According to the Office of Community Oriented Policing Services, or COPS, of the U.S. Department of Justice, "Community policing focuses on crime and social disorder through the delivery of police services." It engages citizens in partnerships to build safer communities. Businesses tend to shy away from dangerous neighborhoods, and individuals and families tend to buy houses in safe communities. Therefore, community policing is about both safety and prosperity.
Effective community policing involves tackling the root causes of crime and restructuring the police organization to respond more effectively to community needs. Measuring effectiveness involves defining and tracking specific, measurable and attainable goals, such as crime rates and satisfaction with police. It's important that community policing be effective in helping people feel safe in their neighborhoods because businesses cannot thrive in crime-infested areas and residential developers tend not to invest in unsafe communities.
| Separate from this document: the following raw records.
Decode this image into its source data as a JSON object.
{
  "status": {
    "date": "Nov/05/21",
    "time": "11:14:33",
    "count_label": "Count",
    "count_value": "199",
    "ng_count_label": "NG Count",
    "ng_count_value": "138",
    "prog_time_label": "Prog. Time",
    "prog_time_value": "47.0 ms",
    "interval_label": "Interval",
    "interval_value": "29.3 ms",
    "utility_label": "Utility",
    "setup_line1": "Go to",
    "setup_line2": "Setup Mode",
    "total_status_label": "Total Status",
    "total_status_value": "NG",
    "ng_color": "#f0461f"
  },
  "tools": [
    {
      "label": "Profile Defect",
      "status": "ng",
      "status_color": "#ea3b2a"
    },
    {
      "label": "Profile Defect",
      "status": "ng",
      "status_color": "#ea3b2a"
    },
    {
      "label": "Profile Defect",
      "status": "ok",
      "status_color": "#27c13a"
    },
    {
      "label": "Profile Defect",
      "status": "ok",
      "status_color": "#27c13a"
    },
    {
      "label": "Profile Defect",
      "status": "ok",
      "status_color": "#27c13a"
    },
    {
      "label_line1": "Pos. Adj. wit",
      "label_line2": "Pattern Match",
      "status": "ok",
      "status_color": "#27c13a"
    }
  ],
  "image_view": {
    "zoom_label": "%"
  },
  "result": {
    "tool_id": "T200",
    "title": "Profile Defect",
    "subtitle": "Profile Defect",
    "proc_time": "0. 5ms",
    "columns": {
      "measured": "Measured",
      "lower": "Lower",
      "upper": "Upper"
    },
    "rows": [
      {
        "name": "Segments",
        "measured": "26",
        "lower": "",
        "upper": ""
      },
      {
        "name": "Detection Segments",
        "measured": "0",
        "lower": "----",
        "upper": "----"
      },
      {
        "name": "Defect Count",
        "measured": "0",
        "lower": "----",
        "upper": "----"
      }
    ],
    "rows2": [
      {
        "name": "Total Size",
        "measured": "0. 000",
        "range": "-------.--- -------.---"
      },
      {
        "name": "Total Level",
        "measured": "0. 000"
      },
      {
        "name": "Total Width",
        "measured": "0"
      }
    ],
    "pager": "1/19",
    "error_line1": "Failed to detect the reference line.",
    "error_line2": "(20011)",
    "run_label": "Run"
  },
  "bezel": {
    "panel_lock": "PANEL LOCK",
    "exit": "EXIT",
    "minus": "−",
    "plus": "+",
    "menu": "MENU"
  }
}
Reduction in violent crime, such as armed robbery and homicides, leads to safer communities where businesses can flourish. The effectiveness of community policing in reducing violent crime is unclear. University of Pennsylvania criminology professor John MacDonald, writing in a 2002 article hosted on the Loyola University New Orleans website, found that community policing strategies such as foot patrols and neighborhood watch programs do not have a noticeable impact on violent crime. His analysis of crime data from the mid- and late-1990s in 164 cities with a population of 100,000-plus showed that community policing had little effect on urban violence. Instead, he found that aggressive and proactive policing strategies are related to lower rates of robbery and homicides.
Notwithstanding the mixed results in tackling violent crime, community policing has been effective in fostering business growth and involvement in major cities. This is according to a 281-city survey commissioned by the U.S. Conference of Mayors in 2000. In Norwalk, Connecticut, and Denton, Texas, community police officers met with residents and businesses to identify and resolve quality-of-life issues. In New Orleans, Louisiana, community police teams met with faith-based and business entities to identify and solve problems. In Clearwater, Florida, they used city enforcement codes to get rid of crack houses and better maintain residences and businesses. Community policing strategies in a problem area in Brownsville, Texas, helped make it safe for businesses to return and thrive. Cities reported implementing community policing on average for more than seven years and in all parts of their police departments. A 2004 Department of Justice report on community policing in smaller cities and towns also found community policing strategies that involved face-to-face contact with businesses and residents to gain their trust and confidence, and the eventual development of joint cooperative projects with law enforcement and faith-based organizations.
Consideration: Managing Resistance
Police culture often focuses on the failures rather than the successes, according to Portland Police Bureau's Wayne Kuechler. Strategies for managing change include patience, leadership commitment and reinforcing the fact that community policing seeks to expand -- not replace -- the reach of traditional law enforcement.
- U.S. Department of Justice: Community Policing Explained
- Loyola University New Orleans: The Effectiveness of Community Policing in Reducing Urban Violence; October 2002
- U.S. Conference of Mayors: The Influence of Community Policing in City Governments; April 2001
- Department of Justice: Community Policing Beyond the Big Cities; November 2004
- Michigan State University: Community Policing and Cultural Change: An Officer's View; Wayne Kuechler; 1992
Based in Ottawa, Canada, Chirantan Basu has been writing since 1995. His work has appeared in various publications and he has performed financial editing at a Wall Street firm. Basu holds a Bachelor of Engineering from Memorial University of Newfoundland, a Master of Business Administration from the University of Ottawa and holds the Canadian Investment Manager designation from the Canadian Securities Institute.